Page and application data records
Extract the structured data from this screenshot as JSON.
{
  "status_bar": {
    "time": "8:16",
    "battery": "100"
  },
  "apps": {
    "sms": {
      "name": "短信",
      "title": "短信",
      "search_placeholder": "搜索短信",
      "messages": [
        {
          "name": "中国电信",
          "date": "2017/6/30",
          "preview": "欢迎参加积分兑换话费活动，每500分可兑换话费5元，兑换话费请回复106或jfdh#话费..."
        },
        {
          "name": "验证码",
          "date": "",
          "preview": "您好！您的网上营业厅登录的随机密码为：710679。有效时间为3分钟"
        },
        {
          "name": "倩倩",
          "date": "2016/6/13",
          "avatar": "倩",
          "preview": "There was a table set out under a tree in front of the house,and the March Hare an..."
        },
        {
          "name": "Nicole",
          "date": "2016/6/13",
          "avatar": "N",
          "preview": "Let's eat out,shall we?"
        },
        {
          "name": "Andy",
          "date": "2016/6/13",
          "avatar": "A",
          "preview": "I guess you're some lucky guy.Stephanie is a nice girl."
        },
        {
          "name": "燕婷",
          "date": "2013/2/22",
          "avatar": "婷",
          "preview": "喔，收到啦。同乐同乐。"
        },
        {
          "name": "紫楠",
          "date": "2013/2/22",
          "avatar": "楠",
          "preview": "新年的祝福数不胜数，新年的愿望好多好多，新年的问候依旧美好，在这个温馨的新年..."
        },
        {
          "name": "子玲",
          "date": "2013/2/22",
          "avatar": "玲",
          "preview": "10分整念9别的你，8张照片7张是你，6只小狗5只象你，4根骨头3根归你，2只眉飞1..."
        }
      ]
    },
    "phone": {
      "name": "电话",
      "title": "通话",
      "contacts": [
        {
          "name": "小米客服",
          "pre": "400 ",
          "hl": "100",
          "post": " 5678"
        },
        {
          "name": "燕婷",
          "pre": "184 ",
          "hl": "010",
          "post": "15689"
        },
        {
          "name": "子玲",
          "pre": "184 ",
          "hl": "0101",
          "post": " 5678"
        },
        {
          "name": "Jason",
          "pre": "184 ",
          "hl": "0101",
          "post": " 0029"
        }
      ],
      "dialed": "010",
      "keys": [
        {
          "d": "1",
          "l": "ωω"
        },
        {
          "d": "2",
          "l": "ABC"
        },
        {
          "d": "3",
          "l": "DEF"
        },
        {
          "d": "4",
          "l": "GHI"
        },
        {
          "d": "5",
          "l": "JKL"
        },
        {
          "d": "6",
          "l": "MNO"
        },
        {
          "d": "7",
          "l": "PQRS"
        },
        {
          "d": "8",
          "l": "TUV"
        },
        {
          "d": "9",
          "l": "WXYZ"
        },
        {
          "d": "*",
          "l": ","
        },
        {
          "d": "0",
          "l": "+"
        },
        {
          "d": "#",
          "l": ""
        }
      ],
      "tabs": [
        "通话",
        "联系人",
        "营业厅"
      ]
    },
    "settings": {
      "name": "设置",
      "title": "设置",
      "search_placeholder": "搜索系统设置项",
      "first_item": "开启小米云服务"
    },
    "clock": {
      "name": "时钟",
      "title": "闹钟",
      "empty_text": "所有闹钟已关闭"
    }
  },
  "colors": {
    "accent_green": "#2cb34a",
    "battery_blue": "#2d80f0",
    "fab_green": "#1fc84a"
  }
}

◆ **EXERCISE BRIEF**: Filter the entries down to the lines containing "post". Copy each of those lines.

◆ **EXERCISE RESPONSE**:
          "post": " 5678"
          "post": "15689"
          "post": " 5678"
          "post": " 0029"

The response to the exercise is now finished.